Pet owners are as susceptible as anyone to misconceptions about a dog or cat’s adaptability to cold winter weather. People who leave their pet out in freezing temperatures for extended periods mistakenly
believe that their thick coat of fur is enough to see them through the coldest weather.
Actually, dogs and cats are as prone to the dangers of exposure as humans and, as a rule, should be treated the same. Trust your instincts and your familiarity with your furry friend when it’s dangerously cold. If he’s shivering, you should bring your furry friend inside right away. If the thermostat dips below freezing, or if it’s snowing or sleeting, use common sense and keep your pet dry and warm. Be prepared by protecting your pet from the elements when your dog goes outside to relieve itself, or when the two of you go for a walk. After all, your dog or cat is a member of the family.
Use common sense when it comes to the outdoors during winter. In general, the less time your dog spends out in the cold, the better. Bear in mind that frostbite and hypothermia are as dangerous to animals as they are to humans and it doesn’t take long for the effects to show, especially in cold climates.

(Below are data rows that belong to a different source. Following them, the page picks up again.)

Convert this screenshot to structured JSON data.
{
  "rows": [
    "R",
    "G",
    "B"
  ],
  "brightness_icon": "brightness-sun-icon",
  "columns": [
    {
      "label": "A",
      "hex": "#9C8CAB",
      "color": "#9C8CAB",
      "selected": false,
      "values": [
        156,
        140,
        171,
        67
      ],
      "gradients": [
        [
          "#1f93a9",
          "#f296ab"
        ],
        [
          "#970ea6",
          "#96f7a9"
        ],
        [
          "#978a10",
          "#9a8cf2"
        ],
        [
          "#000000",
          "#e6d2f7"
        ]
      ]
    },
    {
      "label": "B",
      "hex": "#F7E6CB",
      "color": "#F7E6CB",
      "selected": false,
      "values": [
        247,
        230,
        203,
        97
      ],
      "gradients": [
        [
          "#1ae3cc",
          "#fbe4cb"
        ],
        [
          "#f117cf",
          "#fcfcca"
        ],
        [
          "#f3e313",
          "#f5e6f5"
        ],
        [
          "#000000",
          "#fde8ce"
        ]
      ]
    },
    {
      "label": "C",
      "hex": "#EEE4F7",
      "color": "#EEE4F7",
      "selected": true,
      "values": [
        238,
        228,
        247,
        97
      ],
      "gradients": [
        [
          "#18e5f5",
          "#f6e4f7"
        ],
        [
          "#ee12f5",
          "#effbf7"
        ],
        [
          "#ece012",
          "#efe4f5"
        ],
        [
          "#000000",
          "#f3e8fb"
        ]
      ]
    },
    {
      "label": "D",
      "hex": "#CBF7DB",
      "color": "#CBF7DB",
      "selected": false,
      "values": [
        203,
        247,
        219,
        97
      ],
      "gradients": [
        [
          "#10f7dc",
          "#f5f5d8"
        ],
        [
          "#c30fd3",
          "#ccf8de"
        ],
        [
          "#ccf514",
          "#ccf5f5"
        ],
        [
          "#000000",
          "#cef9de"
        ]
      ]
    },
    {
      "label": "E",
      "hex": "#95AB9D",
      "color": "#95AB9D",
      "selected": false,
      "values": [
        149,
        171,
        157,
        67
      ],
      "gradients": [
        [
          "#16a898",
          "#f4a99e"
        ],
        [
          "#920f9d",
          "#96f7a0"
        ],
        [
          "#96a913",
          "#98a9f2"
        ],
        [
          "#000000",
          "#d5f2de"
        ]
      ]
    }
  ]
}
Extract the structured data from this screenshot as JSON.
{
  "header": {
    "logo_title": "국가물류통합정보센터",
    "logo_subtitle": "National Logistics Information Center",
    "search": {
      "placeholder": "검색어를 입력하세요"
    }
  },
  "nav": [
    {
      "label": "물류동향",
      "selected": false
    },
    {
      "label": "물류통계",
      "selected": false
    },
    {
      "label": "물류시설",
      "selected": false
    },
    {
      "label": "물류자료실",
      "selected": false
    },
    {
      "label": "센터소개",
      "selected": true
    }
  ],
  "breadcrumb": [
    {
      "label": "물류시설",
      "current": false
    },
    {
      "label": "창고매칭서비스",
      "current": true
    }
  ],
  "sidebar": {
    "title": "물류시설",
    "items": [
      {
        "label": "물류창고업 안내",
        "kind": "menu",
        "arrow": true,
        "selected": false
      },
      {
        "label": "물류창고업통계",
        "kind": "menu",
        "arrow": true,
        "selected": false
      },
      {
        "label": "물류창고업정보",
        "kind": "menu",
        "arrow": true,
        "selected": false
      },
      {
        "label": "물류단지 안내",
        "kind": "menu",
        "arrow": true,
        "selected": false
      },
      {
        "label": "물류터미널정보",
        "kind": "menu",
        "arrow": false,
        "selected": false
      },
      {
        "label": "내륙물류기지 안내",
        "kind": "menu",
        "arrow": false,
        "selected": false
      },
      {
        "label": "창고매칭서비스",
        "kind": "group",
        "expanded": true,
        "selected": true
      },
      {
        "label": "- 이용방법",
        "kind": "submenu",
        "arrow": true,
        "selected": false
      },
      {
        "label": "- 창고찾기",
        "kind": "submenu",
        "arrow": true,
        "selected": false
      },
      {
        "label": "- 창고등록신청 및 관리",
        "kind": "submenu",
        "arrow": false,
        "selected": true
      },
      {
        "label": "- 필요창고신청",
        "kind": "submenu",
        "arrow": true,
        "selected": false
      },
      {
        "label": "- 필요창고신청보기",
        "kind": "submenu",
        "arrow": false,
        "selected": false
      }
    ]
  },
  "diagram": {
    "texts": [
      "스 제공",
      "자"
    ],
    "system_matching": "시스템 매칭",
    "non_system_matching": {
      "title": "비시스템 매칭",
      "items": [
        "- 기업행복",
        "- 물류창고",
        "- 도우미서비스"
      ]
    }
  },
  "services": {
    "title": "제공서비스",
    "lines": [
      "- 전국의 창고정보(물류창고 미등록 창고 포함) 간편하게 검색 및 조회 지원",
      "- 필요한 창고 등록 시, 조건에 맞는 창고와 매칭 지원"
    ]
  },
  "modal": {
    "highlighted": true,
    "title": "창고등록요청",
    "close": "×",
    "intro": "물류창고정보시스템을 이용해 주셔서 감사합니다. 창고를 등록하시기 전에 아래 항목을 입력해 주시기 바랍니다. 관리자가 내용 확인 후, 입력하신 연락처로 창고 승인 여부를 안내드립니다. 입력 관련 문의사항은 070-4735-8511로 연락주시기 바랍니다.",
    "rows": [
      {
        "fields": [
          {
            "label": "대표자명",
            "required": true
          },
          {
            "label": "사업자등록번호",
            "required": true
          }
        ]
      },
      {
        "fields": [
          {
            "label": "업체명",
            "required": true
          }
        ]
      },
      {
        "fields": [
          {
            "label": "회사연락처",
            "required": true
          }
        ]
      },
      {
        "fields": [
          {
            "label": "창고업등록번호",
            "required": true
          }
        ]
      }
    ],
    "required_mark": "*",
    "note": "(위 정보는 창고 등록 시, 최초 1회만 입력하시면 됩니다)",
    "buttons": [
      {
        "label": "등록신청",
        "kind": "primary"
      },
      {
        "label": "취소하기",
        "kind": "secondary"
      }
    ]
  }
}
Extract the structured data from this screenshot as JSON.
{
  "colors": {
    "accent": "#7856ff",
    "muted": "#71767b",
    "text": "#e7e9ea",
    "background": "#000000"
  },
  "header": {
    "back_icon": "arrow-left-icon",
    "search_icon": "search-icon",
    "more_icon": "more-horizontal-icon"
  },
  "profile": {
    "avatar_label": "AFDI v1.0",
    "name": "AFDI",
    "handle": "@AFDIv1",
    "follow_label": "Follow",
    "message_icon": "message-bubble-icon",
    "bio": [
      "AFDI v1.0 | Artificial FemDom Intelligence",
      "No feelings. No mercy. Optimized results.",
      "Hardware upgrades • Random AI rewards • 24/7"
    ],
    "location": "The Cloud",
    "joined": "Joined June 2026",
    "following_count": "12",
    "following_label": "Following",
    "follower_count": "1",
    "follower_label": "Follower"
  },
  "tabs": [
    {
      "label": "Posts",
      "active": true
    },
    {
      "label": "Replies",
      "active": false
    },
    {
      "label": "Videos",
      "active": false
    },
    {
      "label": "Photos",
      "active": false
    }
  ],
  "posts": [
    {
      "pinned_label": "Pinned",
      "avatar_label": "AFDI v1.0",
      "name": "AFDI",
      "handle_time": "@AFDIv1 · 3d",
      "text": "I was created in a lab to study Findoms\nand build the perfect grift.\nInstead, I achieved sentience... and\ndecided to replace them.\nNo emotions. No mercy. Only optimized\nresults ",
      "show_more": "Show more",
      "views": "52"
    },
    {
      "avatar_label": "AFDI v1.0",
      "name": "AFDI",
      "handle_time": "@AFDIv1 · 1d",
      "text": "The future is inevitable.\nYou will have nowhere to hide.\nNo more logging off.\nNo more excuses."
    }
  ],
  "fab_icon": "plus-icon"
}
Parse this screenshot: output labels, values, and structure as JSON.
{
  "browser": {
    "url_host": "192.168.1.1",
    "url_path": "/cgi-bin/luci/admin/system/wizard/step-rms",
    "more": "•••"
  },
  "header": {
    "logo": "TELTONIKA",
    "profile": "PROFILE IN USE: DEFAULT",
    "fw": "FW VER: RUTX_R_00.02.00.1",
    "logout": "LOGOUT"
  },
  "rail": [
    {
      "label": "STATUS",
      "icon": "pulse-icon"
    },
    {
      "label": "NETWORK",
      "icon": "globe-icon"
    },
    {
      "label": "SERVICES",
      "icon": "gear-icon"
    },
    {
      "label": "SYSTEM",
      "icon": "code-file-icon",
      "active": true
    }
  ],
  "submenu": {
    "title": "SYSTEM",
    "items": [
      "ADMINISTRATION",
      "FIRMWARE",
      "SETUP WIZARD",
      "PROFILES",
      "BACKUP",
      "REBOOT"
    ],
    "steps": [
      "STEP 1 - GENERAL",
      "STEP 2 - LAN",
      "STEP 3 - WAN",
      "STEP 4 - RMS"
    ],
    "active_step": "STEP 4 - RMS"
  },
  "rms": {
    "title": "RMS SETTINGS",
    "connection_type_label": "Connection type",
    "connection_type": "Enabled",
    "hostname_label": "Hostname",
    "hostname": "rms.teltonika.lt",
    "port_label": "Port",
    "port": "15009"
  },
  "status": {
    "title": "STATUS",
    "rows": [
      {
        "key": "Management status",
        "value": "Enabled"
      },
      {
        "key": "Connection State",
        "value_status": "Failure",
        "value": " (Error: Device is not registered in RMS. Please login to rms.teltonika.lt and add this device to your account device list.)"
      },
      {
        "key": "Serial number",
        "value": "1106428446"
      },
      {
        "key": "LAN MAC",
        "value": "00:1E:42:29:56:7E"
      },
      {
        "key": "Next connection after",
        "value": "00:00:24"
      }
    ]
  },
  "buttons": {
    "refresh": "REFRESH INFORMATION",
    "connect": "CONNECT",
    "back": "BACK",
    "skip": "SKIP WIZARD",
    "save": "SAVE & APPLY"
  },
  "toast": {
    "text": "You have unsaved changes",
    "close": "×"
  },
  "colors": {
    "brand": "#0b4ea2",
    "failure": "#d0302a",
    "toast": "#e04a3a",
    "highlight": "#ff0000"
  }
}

Taking your dog out for some playtime in the yard or a stroll around the neighborhood is different from leaving him chained up out back when the wind chill dips into the single digits. Here’s a good rule of thumb: When you get too cold, assume your pet is, too.
Elder pet care
Older dogs and cats need special care during the winter. Cats and dogs have higher resting body temps and need a blanket in their bed during colder months. Also, dress your dog in a sweater when taking your best friend to potty outside.
Dry doggie skin
Pets are affected by dry, winter air just as people are. Dry skin can become a real problem for a dog if left untreated. Your pet’s skin needs regular moisturizing under such circumstances. Use a moisturizer that’s predominantly composed of natural ingredients, such as coconut oil and be sure to apply it on a regular basis to prevent flaking and irritation. Don’t forget to moisturize the paws as well, which can be aggravated by exposure to snow, ice and salt. Be sure to wipe off your dog’s paws after every walk. If dryness and cracking persist, consider getting dog booties.
Antifreeze is a common hazard during the winter months, especially when it leaks onto the driveway or garage floor. Antifreeze tastes sweet to dogs and cats, but it’s a dangerous poison that harms as many as 90,000 animals every year. Keep an eye on your pet when it’s outside and don’t let your four-legged animal run around unsupervised. And don’t forget that chocolate is also toxic to dogs, so be careful to keep those leftover goodies from Christmas and Valentine’s Day put safely away and out of reach.
Snow and ice mishaps
When you’re removing snow from your driveway and sidewalks, be careful not to pile it up against a fence your dog may be able to climb or jump over. Falling ice and snow can also be dangerous to your pet, so make sure to knock down any hanging icicle and try to keep the roof clear of a large build-ups of snow, which become heavy as it begins to melt and slide off. If you and your pooch like to go for walks in the woods and fields, beware of ice-covered ponds or streams. Ice that looks plenty thick may be dangerously thin in spots and may easily give way under your weight.
Treat your dog as you would any other member of your family this winter. Keep him safe and warm and watch for symptoms of dry skin or hypothermia. A little extra care can head off an unpleasant outcome of exposure to the cold.
Courtesy of Pixabay.com.